“I love my Germans” Qatar’s ruler Sheikh Hamad bin Chalifa Al Thani was quoted to have said on the phone when talking to the German architect Albert Speer right after he received the good news that Qatar will be home of the World Cup in 2022 (cf. Spiegel magazine 50/2010:136).
The label “Made in Germany” has a good reputation in the Arabic World and especially in the Gulf region where people can afford German engineering art. Not only due to that reason Qatar might have decided to invest in such renowned German companies such as Porsche, Hochtief or Volkswagen. With its LPG-deposits Qatar owns one of the biggest sovereign wealth funds of the world and wants to invest it appropriately.
Esteem or exchange on eye-level between the West-Eastern divan does not seem to be existing yet. A glance at the media coverage that ranges from astonishment to lack of understanding makes it clear: Qatar was hardly on anybodys schedule.
The whole world has been scared off

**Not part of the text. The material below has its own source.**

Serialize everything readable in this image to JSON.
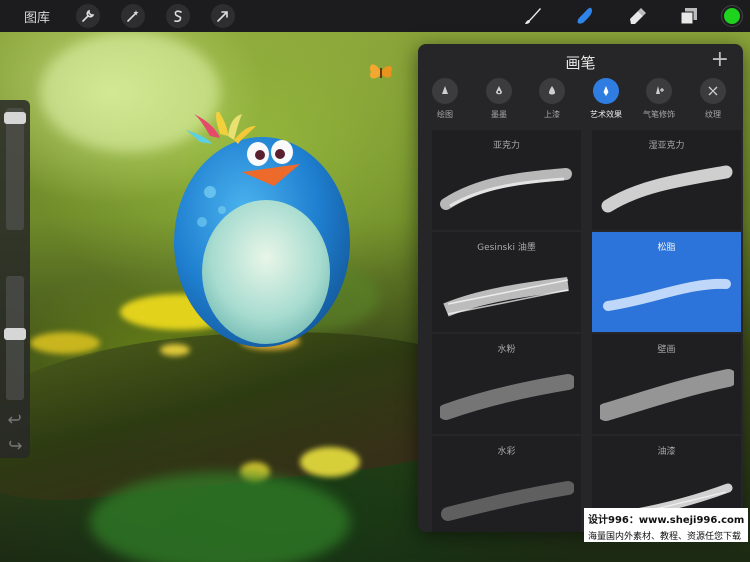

The German renowned magazine “Der Spiegel” expects the whole world to be scared off by the Fifa’s decision (cf. Spiegel, 50/2010:135). Who is meant by the “whole” world? Is that not rather the western hemisphere which claims the world domination at least since its colonial rule?
Consequently the article states that “it is a scandal for all who think that soccer belongs to Europe and its former colonies”.

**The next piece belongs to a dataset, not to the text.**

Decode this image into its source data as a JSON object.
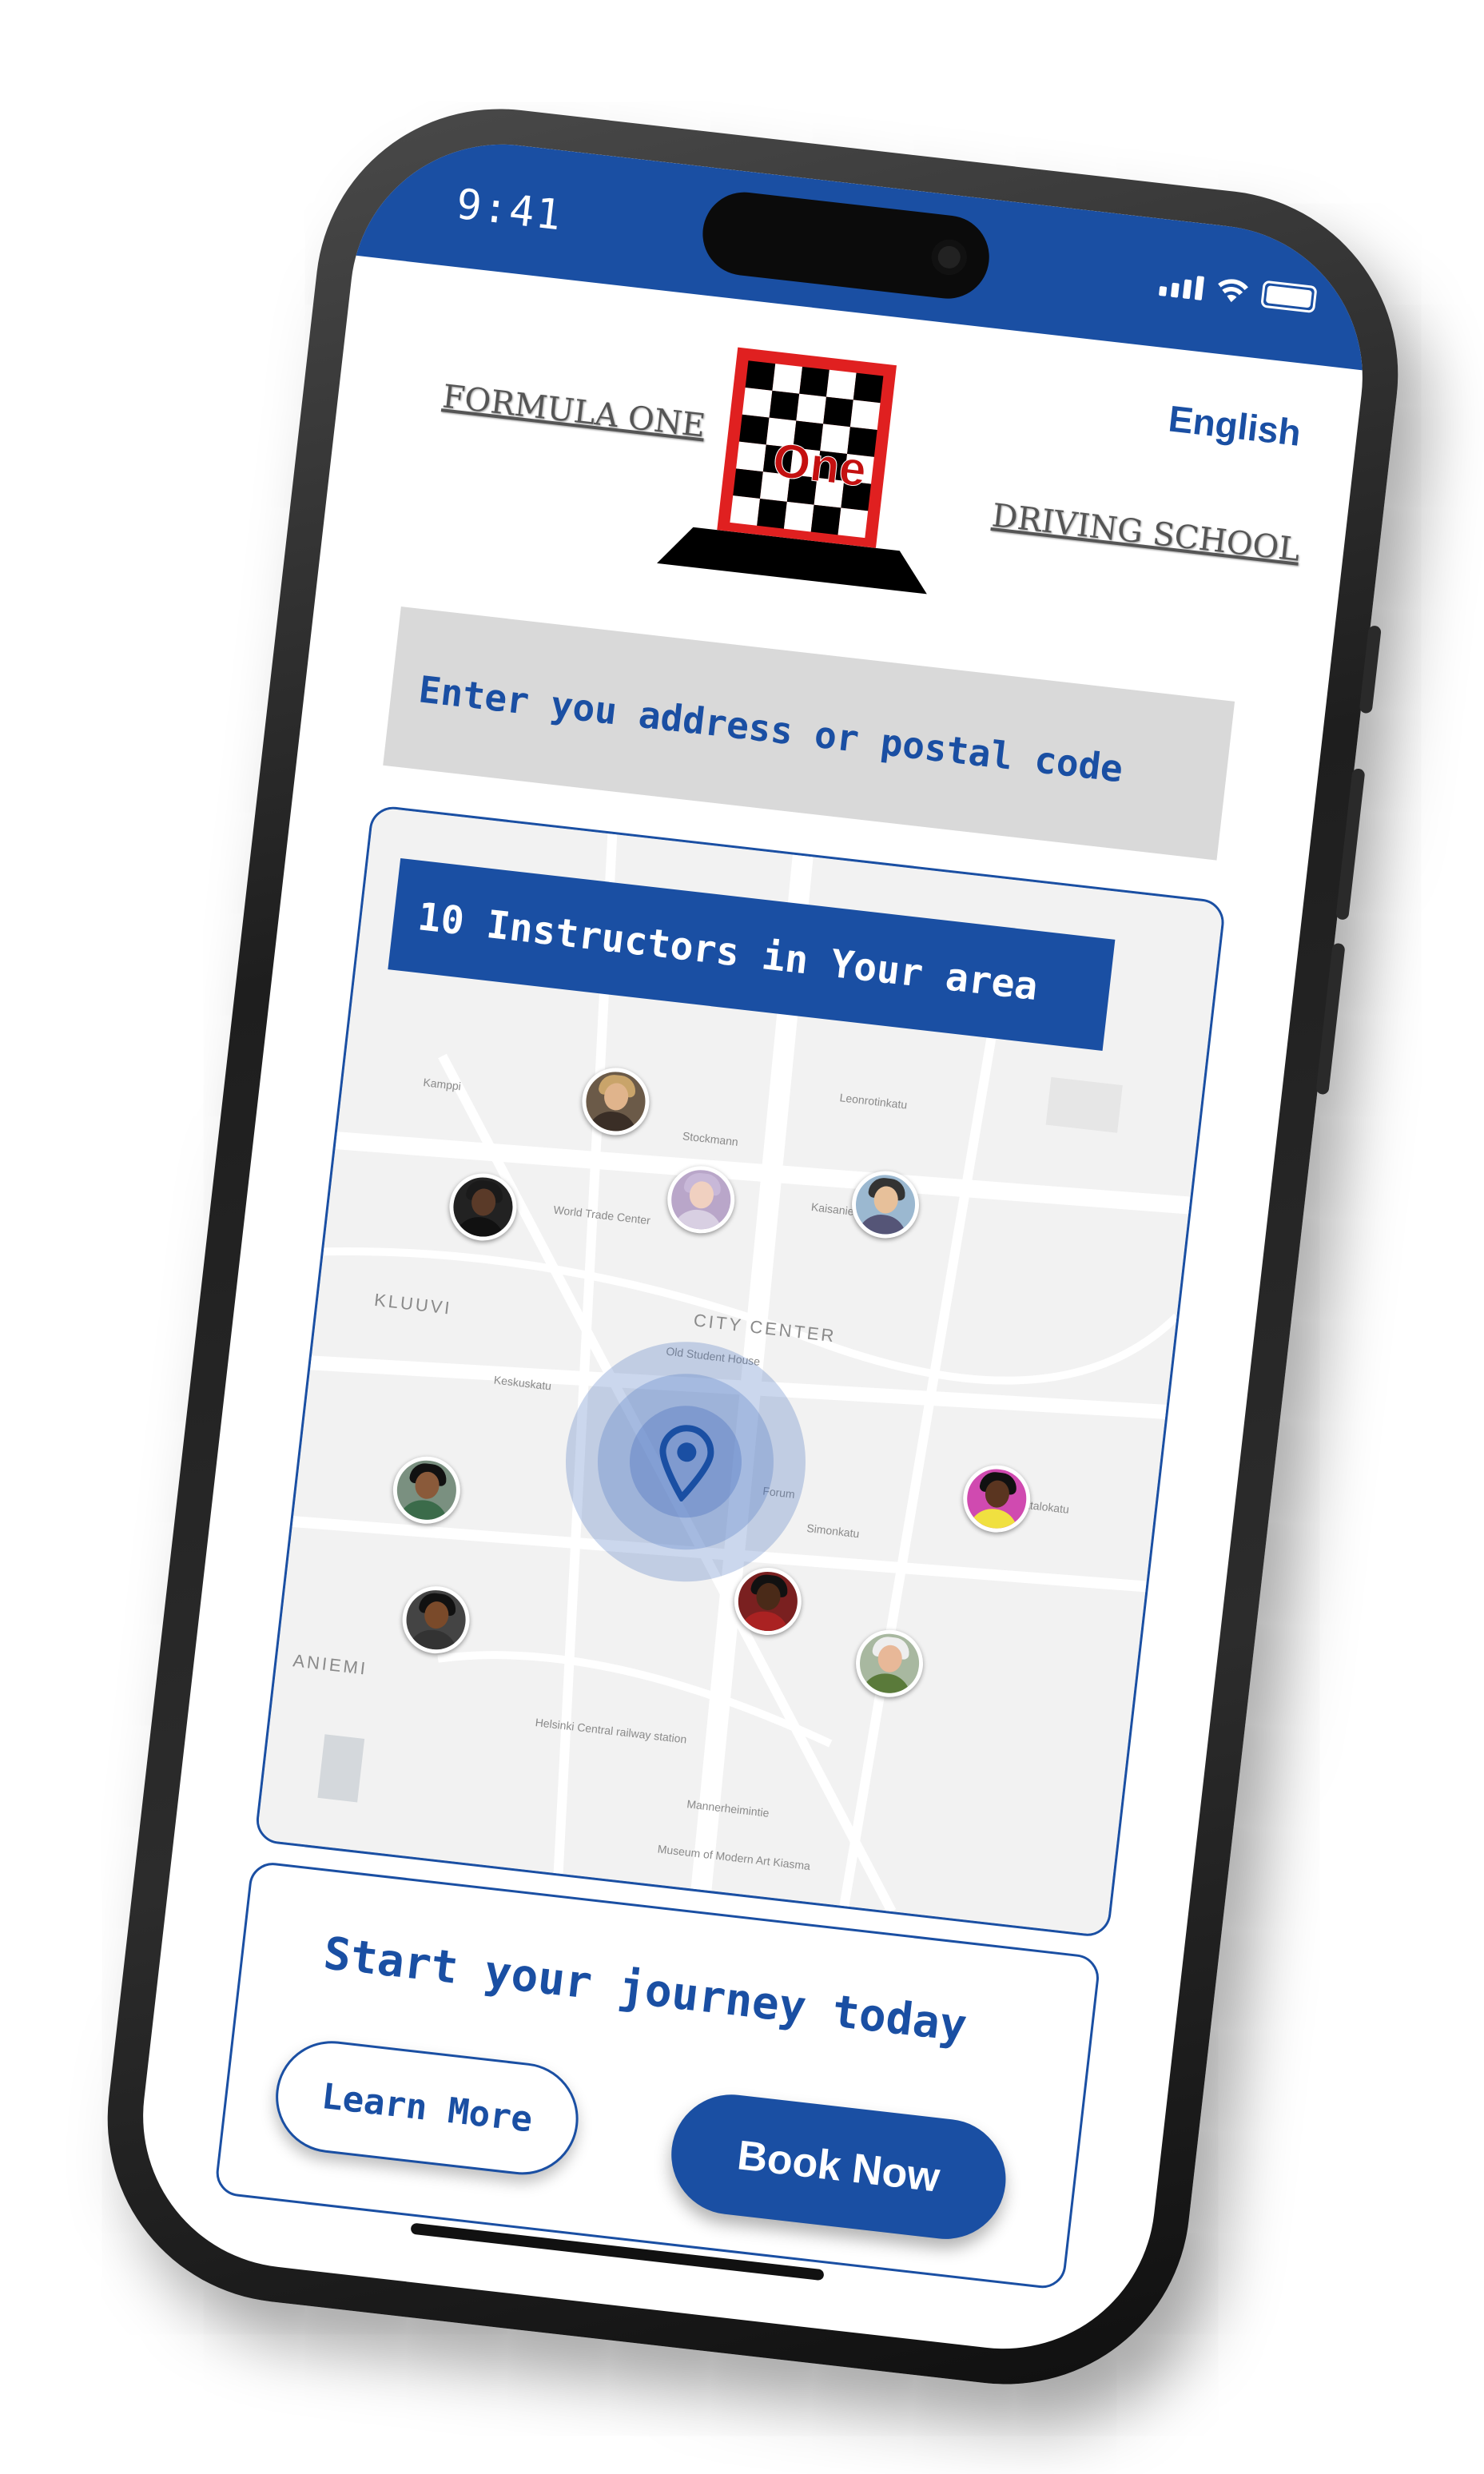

The arab, or shall I say the muslim, seem not to be able to please the “christian” Europeans. If he appears in Europe he is supposed to be the non-integrable man who forces his sister or daugther to accept a forced marriage. And even in his own country, if he symbolizes progress and poaches in western entitled territories than it is a scandal and the region equals “geopolitical darkness”.
Portrayal within the media and in school books essential

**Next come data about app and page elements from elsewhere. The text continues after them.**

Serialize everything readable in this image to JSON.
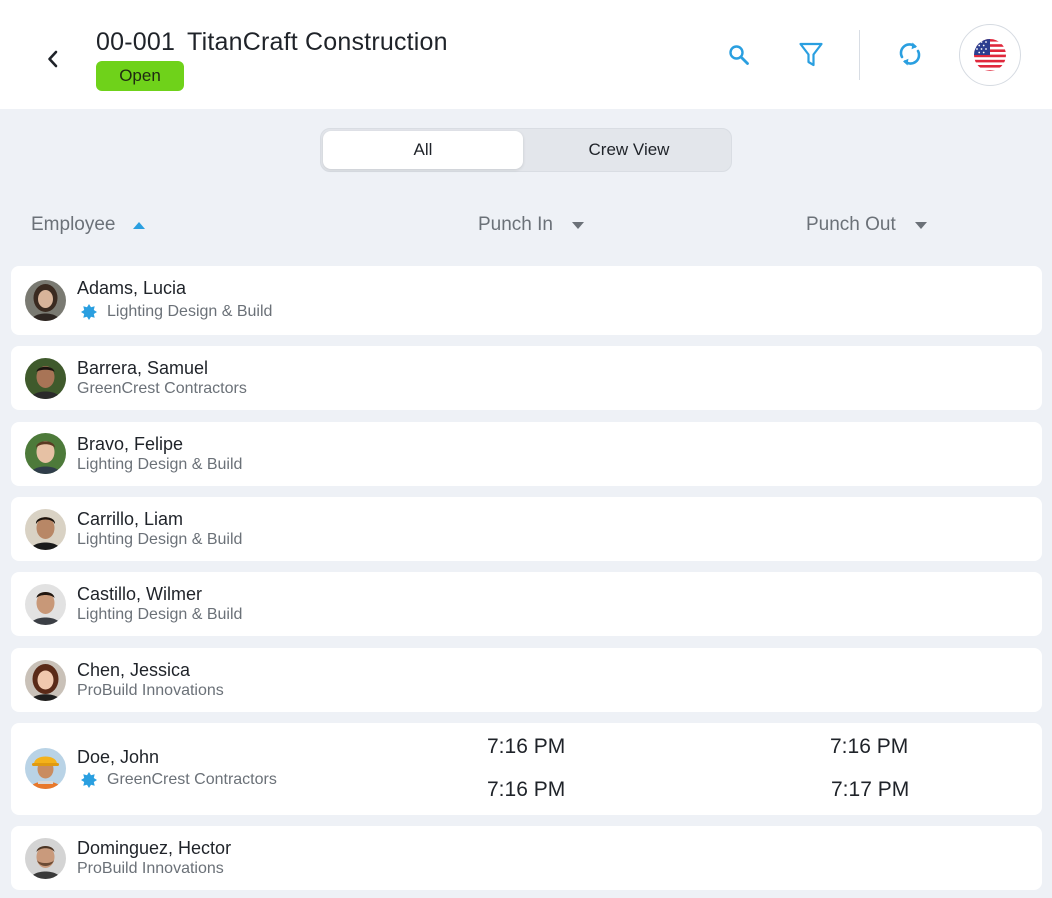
{
  "header": {
    "job_code": "00-001",
    "job_name": "TitanCraft Construction",
    "status": "Open"
  },
  "icons": {
    "back": "chevron-left-icon",
    "search": "search-icon",
    "filter": "filter-icon",
    "refresh": "refresh-icon",
    "language": "us-flag-icon",
    "crew_lead": "crew-lead-badge-icon",
    "sort_asc": "sort-asc-icon",
    "sort_desc": "sort-desc-icon"
  },
  "colors": {
    "accent": "#2a9fe0",
    "status_open": "#6fd21a",
    "background": "#eef1f6"
  },
  "view_toggle": {
    "options": [
      "All",
      "Crew View"
    ],
    "selected": "All"
  },
  "columns": {
    "employee": "Employee",
    "punch_in": "Punch In",
    "punch_out": "Punch Out"
  },
  "employees": [
    {
      "name": "Adams, Lucia",
      "company": "Lighting Design & Build",
      "crew_lead": true,
      "punches": []
    },
    {
      "name": "Barrera, Samuel",
      "company": "GreenCrest Contractors",
      "crew_lead": false,
      "punches": []
    },
    {
      "name": "Bravo, Felipe",
      "company": "Lighting Design & Build",
      "crew_lead": false,
      "punches": []
    },
    {
      "name": "Carrillo, Liam",
      "company": "Lighting Design & Build",
      "crew_lead": false,
      "punches": []
    },
    {
      "name": "Castillo, Wilmer",
      "company": "Lighting Design & Build",
      "crew_lead": false,
      "punches": []
    },
    {
      "name": "Chen, Jessica",
      "company": "ProBuild Innovations",
      "crew_lead": false,
      "punches": []
    },
    {
      "name": "Doe, John",
      "company": "GreenCrest Contractors",
      "crew_lead": true,
      "punches": [
        {
          "in": "7:16 PM",
          "out": "7:16 PM"
        },
        {
          "in": "7:16 PM",
          "out": "7:17 PM"
        }
      ]
    },
    {
      "name": "Dominguez, Hector",
      "company": "ProBuild Innovations",
      "crew_lead": false,
      "punches": []
    }
  ]
}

In fact one of the strongest concerns seems to be the lack of beer and Bratwurst during the tournament. So, it is not about soccer itself but just like in Wimbledon about earthly pleasures such as strawberrys and cream, in the case of the Wimbledon tournament?
But where is the problem? Is it that the World Cup takes place in a country of a different cultural area? Did that hamper anybody to enjoy soccer in 2002 when South Korea was hosting the games or in 1982 in Mexiko? Plus, how about all the big deals for German construction companies which will profit from the games in Qatar?
In an interview with the German “Focus” magazine (50/2010:48-50) Prince Hassan bin Talal of Jordan stated that terrorism in the region could be prevented by information in the media within the region, in school books and through integration programms in Europe. Does that also hold truth for the intercultural dialogue between peoples and more openess towards a initially alien culture which is unfortunately often communicated through stereotypes?
According to the scientist Ramadan Tariq from Oxford the appearance of the alien is decisive for the European fears towards Islam. It is about the visibility of a religion which wants to be part of the whole. So let’s deal with it – globalisation has reached the cities not only the pockets of big companies.